◆ **PROMPT**
Each record that follows should be repeated exactly, with no pictures carried over.

GIVEN RECORDS below:

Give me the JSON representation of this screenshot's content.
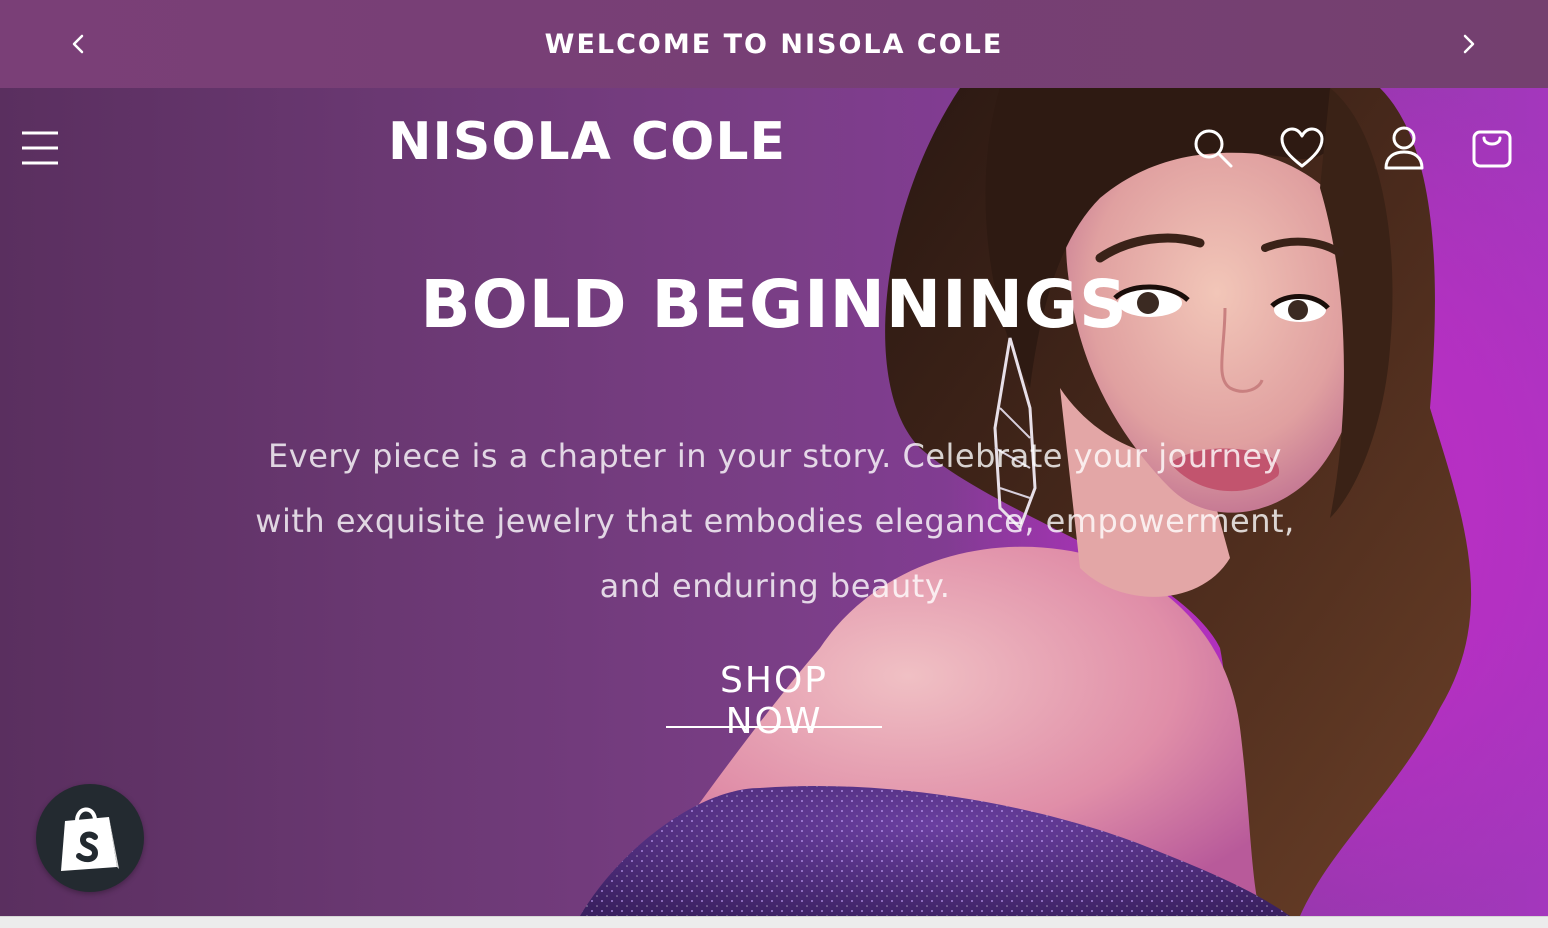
{
  "announcement": {
    "text": "WELCOME TO NISOLA COLE",
    "prev_icon": "chevron-left-icon",
    "next_icon": "chevron-right-icon"
  },
  "header": {
    "logo": "NISOLA COLE",
    "icons": [
      "menu-icon",
      "search-icon",
      "heart-icon",
      "account-icon",
      "cart-icon"
    ]
  },
  "hero": {
    "title": "BOLD BEGINNINGS",
    "subtitle": "Every piece is a chapter in your story. Celebrate your journey with exquisite jewelry that embodies elegance, empowerment, and enduring beauty.",
    "cta": "SHOP NOW"
  },
  "shopify_badge": {
    "icon": "shopify-bag-icon"
  },
  "colors": {
    "announcement_bg": "#783f76",
    "hero_purple": "#a437bd",
    "text": "#ffffff"
  }
}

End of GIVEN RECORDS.

◆ **EXERCISE SOLUTION**
Give me the JSON representation of this screenshot's content.
{
  "announcement": {
    "text": "WELCOME TO NISOLA COLE",
    "prev_icon": "chevron-left-icon",
    "next_icon": "chevron-right-icon"
  },
  "header": {
    "logo": "NISOLA COLE",
    "icons": [
      "menu-icon",
      "search-icon",
      "heart-icon",
      "account-icon",
      "cart-icon"
    ]
  },
  "hero": {
    "title": "BOLD BEGINNINGS",
    "subtitle": "Every piece is a chapter in your story. Celebrate your journey with exquisite jewelry that embodies elegance, empowerment, and enduring beauty.",
    "cta": "SHOP NOW"
  },
  "shopify_badge": {
    "icon": "shopify-bag-icon"
  },
  "colors": {
    "announcement_bg": "#783f76",
    "hero_purple": "#a437bd",
    "text": "#ffffff"
  }
}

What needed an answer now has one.